RECORDS FOR THIS TASK:
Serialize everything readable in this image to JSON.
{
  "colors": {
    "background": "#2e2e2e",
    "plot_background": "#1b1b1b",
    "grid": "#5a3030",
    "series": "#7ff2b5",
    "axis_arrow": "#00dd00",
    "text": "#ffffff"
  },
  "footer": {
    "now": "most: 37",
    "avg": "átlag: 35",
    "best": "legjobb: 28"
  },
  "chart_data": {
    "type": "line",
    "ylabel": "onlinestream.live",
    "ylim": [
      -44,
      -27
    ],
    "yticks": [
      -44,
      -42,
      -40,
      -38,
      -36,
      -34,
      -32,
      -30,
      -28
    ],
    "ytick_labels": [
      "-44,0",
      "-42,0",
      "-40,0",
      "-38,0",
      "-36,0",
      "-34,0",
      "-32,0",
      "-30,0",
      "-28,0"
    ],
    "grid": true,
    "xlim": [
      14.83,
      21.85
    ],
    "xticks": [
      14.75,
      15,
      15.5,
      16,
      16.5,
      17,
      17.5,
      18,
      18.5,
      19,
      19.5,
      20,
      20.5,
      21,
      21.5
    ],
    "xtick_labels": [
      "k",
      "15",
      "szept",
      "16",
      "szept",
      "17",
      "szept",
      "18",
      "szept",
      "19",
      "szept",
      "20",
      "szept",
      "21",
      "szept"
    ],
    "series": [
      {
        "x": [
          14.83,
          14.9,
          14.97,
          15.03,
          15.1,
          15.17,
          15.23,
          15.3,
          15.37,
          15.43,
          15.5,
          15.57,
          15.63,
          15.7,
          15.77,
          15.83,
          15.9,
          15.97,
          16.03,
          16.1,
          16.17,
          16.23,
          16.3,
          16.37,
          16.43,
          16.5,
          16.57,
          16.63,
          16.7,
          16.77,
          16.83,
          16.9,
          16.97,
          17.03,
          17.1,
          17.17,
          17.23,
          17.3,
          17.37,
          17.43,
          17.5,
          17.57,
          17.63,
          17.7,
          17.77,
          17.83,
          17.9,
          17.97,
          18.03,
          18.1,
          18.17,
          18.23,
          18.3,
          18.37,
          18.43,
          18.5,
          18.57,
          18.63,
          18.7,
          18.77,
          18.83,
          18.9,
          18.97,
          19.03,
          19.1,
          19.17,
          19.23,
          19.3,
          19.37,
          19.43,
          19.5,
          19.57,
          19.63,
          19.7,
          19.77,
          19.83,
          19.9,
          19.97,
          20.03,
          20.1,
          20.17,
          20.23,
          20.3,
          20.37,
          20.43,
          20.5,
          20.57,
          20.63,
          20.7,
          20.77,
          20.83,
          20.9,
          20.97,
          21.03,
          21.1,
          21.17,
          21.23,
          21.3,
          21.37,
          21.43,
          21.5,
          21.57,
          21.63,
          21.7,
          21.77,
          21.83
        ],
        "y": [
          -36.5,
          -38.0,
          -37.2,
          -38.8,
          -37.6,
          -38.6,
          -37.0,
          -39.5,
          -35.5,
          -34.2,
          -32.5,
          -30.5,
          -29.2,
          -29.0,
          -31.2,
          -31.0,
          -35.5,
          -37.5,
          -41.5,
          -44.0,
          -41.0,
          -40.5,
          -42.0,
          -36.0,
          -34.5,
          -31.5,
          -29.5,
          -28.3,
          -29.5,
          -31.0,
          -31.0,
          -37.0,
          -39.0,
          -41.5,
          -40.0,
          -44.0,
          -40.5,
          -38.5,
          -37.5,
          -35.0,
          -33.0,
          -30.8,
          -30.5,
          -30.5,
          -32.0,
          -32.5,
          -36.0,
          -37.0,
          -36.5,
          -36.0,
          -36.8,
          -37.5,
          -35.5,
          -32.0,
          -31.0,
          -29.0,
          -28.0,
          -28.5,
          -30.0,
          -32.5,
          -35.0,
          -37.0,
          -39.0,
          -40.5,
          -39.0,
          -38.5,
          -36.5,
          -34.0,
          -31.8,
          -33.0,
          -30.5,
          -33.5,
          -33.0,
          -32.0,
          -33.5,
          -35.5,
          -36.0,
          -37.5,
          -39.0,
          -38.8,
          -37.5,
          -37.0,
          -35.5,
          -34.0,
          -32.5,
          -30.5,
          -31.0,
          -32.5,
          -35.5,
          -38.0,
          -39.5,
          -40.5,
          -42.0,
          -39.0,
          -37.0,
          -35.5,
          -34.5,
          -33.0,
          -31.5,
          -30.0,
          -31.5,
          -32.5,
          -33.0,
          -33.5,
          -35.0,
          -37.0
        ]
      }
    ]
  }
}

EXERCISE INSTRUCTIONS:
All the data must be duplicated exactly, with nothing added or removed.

OUTPUT BELOW:
Serialize everything readable in this image to JSON.
{
  "colors": {
    "background": "#2e2e2e",
    "plot_background": "#1b1b1b",
    "grid": "#5a3030",
    "series": "#7ff2b5",
    "axis_arrow": "#00dd00",
    "text": "#ffffff"
  },
  "footer": {
    "now": "most: 37",
    "avg": "átlag: 35",
    "best": "legjobb: 28"
  },
  "chart_data": {
    "type": "line",
    "ylabel": "onlinestream.live",
    "ylim": [
      -44,
      -27
    ],
    "yticks": [
      -44,
      -42,
      -40,
      -38,
      -36,
      -34,
      -32,
      -30,
      -28
    ],
    "ytick_labels": [
      "-44,0",
      "-42,0",
      "-40,0",
      "-38,0",
      "-36,0",
      "-34,0",
      "-32,0",
      "-30,0",
      "-28,0"
    ],
    "grid": true,
    "xlim": [
      14.83,
      21.85
    ],
    "xticks": [
      14.75,
      15,
      15.5,
      16,
      16.5,
      17,
      17.5,
      18,
      18.5,
      19,
      19.5,
      20,
      20.5,
      21,
      21.5
    ],
    "xtick_labels": [
      "k",
      "15",
      "szept",
      "16",
      "szept",
      "17",
      "szept",
      "18",
      "szept",
      "19",
      "szept",
      "20",
      "szept",
      "21",
      "szept"
    ],
    "series": [
      {
        "x": [
          14.83,
          14.9,
          14.97,
          15.03,
          15.1,
          15.17,
          15.23,
          15.3,
          15.37,
          15.43,
          15.5,
          15.57,
          15.63,
          15.7,
          15.77,
          15.83,
          15.9,
          15.97,
          16.03,
          16.1,
          16.17,
          16.23,
          16.3,
          16.37,
          16.43,
          16.5,
          16.57,
          16.63,
          16.7,
          16.77,
          16.83,
          16.9,
          16.97,
          17.03,
          17.1,
          17.17,
          17.23,
          17.3,
          17.37,
          17.43,
          17.5,
          17.57,
          17.63,
          17.7,
          17.77,
          17.83,
          17.9,
          17.97,
          18.03,
          18.1,
          18.17,
          18.23,
          18.3,
          18.37,
          18.43,
          18.5,
          18.57,
          18.63,
          18.7,
          18.77,
          18.83,
          18.9,
          18.97,
          19.03,
          19.1,
          19.17,
          19.23,
          19.3,
          19.37,
          19.43,
          19.5,
          19.57,
          19.63,
          19.7,
          19.77,
          19.83,
          19.9,
          19.97,
          20.03,
          20.1,
          20.17,
          20.23,
          20.3,
          20.37,
          20.43,
          20.5,
          20.57,
          20.63,
          20.7,
          20.77,
          20.83,
          20.9,
          20.97,
          21.03,
          21.1,
          21.17,
          21.23,
          21.3,
          21.37,
          21.43,
          21.5,
          21.57,
          21.63,
          21.7,
          21.77,
          21.83
        ],
        "y": [
          -36.5,
          -38.0,
          -37.2,
          -38.8,
          -37.6,
          -38.6,
          -37.0,
          -39.5,
          -35.5,
          -34.2,
          -32.5,
          -30.5,
          -29.2,
          -29.0,
          -31.2,
          -31.0,
          -35.5,
          -37.5,
          -41.5,
          -44.0,
          -41.0,
          -40.5,
          -42.0,
          -36.0,
          -34.5,
          -31.5,
          -29.5,
          -28.3,
          -29.5,
          -31.0,
          -31.0,
          -37.0,
          -39.0,
          -41.5,
          -40.0,
          -44.0,
          -40.5,
          -38.5,
          -37.5,
          -35.0,
          -33.0,
          -30.8,
          -30.5,
          -30.5,
          -32.0,
          -32.5,
          -36.0,
          -37.0,
          -36.5,
          -36.0,
          -36.8,
          -37.5,
          -35.5,
          -32.0,
          -31.0,
          -29.0,
          -28.0,
          -28.5,
          -30.0,
          -32.5,
          -35.0,
          -37.0,
          -39.0,
          -40.5,
          -39.0,
          -38.5,
          -36.5,
          -34.0,
          -31.8,
          -33.0,
          -30.5,
          -33.5,
          -33.0,
          -32.0,
          -33.5,
          -35.5,
          -36.0,
          -37.5,
          -39.0,
          -38.8,
          -37.5,
          -37.0,
          -35.5,
          -34.0,
          -32.5,
          -30.5,
          -31.0,
          -32.5,
          -35.5,
          -38.0,
          -39.5,
          -40.5,
          -42.0,
          -39.0,
          -37.0,
          -35.5,
          -34.5,
          -33.0,
          -31.5,
          -30.0,
          -31.5,
          -32.5,
          -33.0,
          -33.5,
          -35.0,
          -37.0
        ]
      }
    ]
  }
}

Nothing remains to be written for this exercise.